* **EXERCISE GOAL**: Read through the listing below, and copy every line where the string "Indicative" appears.

* **PROVIDED RECORDS**:
::::::::::

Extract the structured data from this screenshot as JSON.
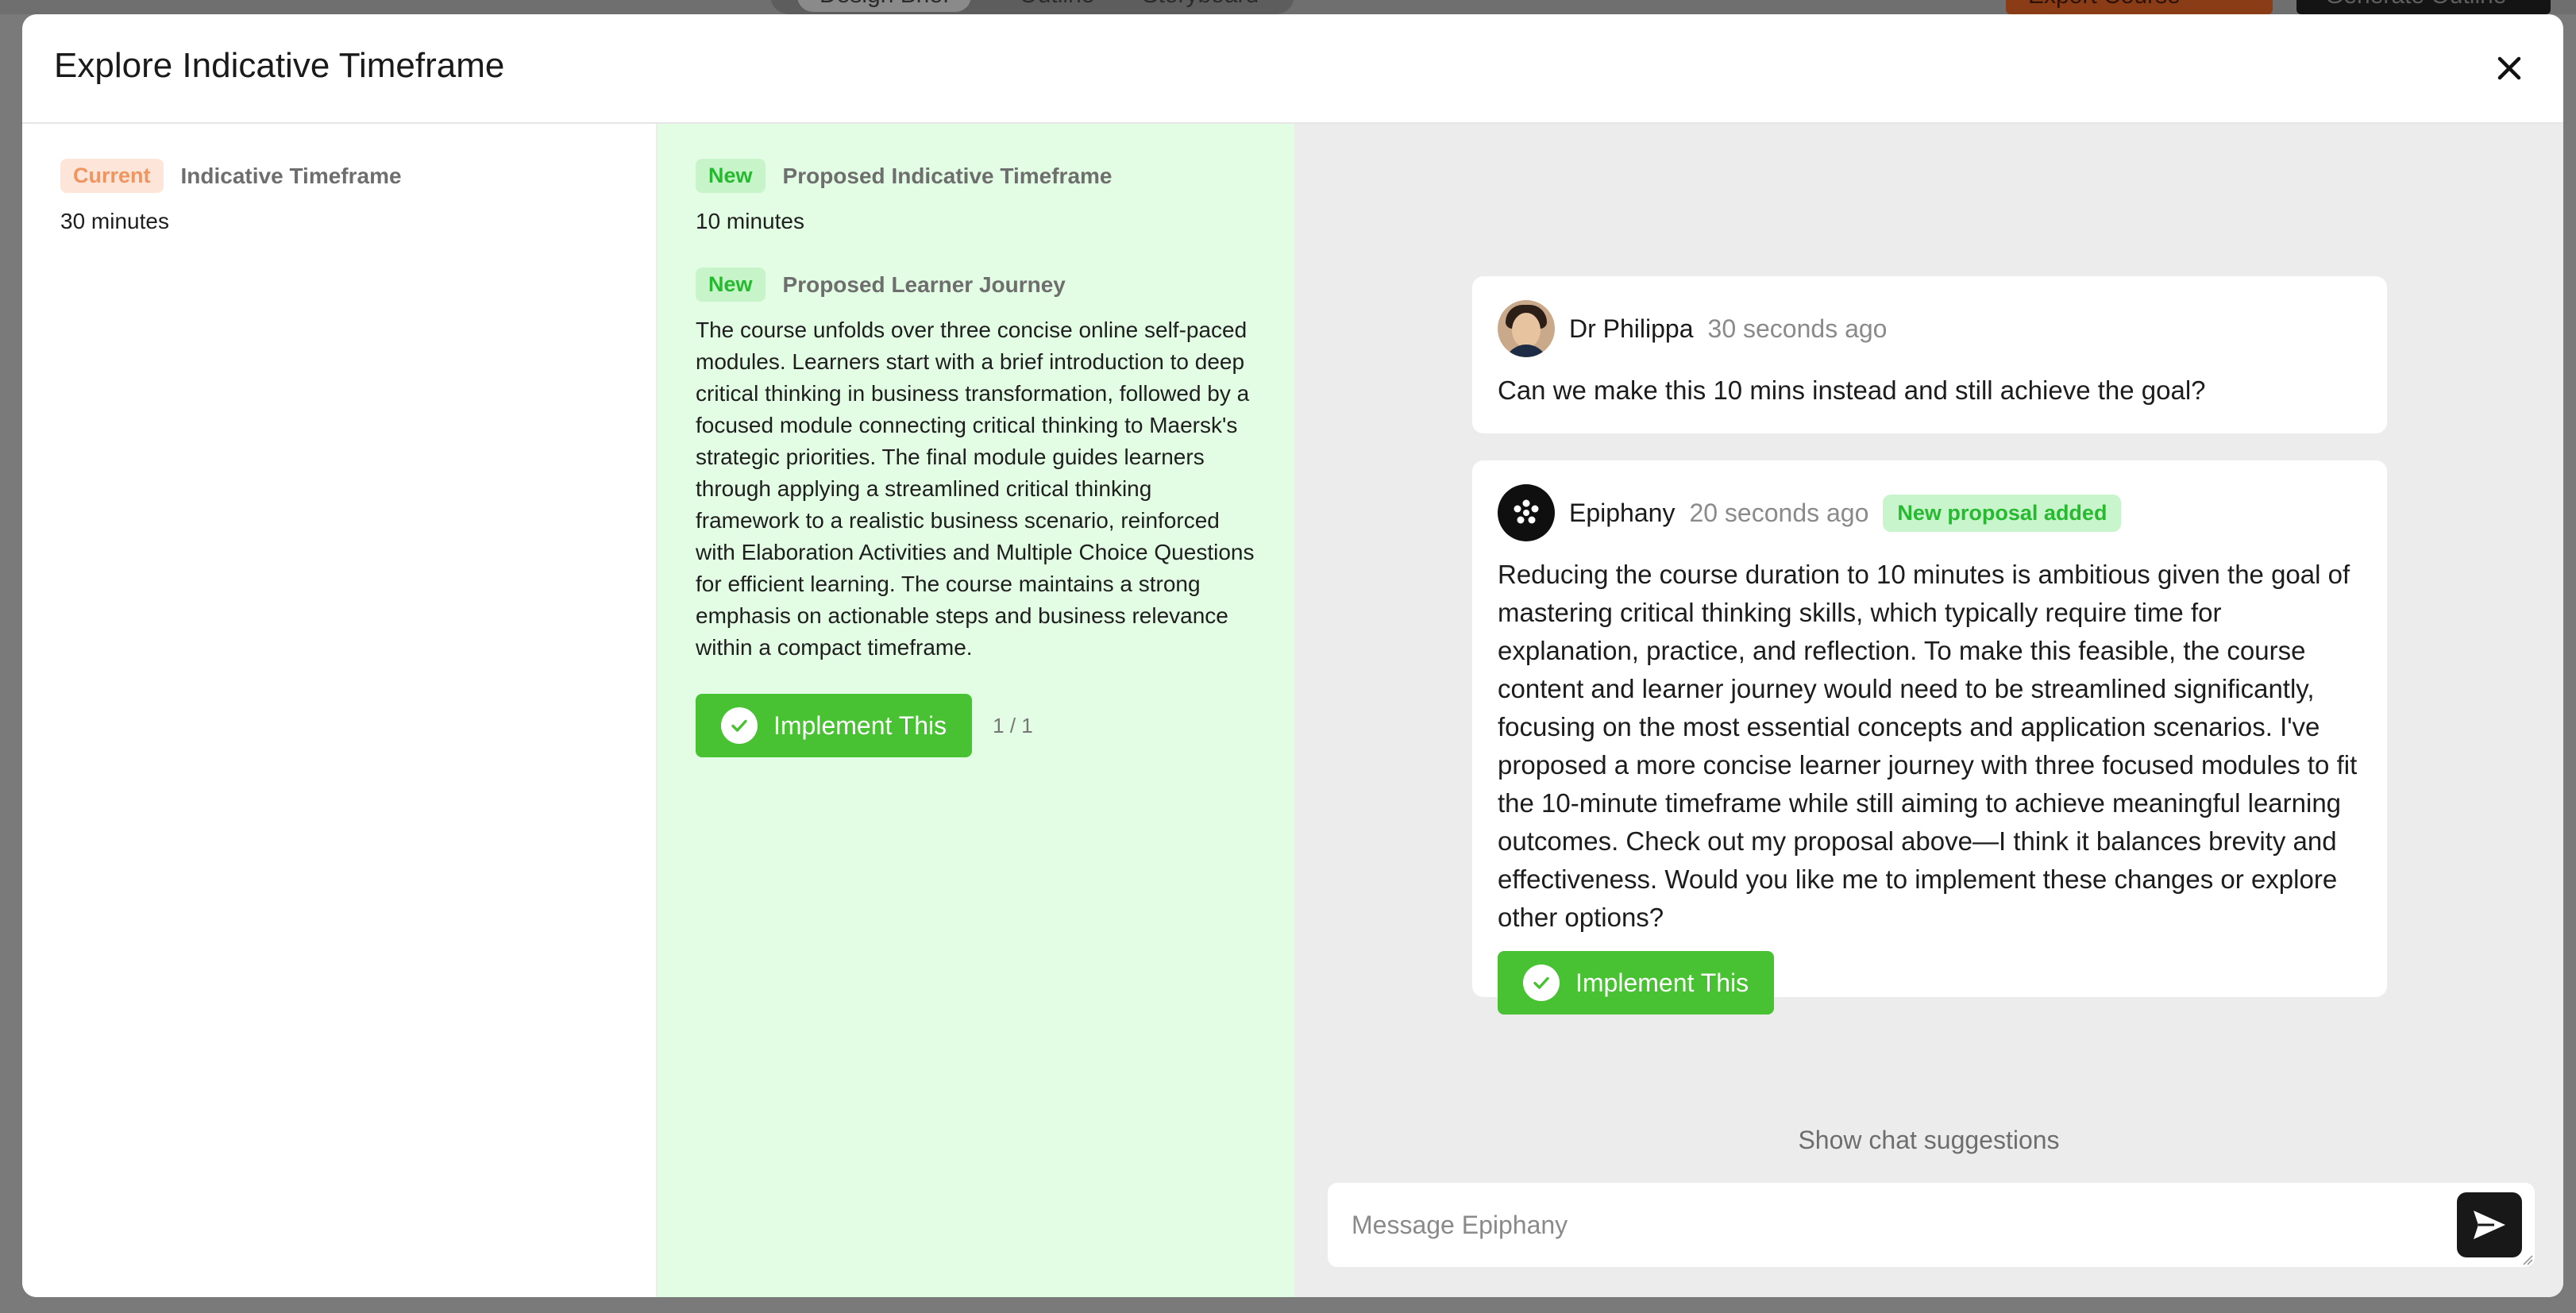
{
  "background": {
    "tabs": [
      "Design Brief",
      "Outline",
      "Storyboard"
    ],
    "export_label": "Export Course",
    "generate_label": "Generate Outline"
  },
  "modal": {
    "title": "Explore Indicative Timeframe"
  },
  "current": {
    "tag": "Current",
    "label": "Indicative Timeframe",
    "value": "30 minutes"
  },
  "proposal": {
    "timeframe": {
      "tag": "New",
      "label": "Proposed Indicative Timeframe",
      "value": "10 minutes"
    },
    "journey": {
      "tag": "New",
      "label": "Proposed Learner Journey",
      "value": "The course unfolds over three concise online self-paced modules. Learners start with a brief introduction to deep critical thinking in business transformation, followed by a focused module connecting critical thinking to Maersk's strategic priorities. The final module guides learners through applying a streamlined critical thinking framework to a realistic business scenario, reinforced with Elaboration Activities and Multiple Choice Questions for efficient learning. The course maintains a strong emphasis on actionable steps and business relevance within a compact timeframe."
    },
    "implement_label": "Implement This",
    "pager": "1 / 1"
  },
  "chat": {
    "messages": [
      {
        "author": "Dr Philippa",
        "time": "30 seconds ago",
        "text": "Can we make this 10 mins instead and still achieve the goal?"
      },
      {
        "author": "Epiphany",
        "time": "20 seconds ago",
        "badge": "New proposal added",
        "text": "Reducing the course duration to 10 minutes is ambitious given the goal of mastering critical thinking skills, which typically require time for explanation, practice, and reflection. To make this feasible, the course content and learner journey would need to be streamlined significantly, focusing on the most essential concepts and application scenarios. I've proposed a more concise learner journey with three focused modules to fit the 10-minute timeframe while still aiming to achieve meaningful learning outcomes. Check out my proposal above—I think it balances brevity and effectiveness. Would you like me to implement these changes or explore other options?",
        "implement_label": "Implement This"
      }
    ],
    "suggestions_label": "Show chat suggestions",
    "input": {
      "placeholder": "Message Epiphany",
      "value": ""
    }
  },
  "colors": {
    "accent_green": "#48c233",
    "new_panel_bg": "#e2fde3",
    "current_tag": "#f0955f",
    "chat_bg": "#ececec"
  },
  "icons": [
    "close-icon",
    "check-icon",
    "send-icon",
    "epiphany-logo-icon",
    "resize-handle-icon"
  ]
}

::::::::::

* **SOLVED PROBLEM**:
    "title": "Explore Indicative Timeframe"
    "label": "Indicative Timeframe",
      "label": "Proposed Indicative Timeframe",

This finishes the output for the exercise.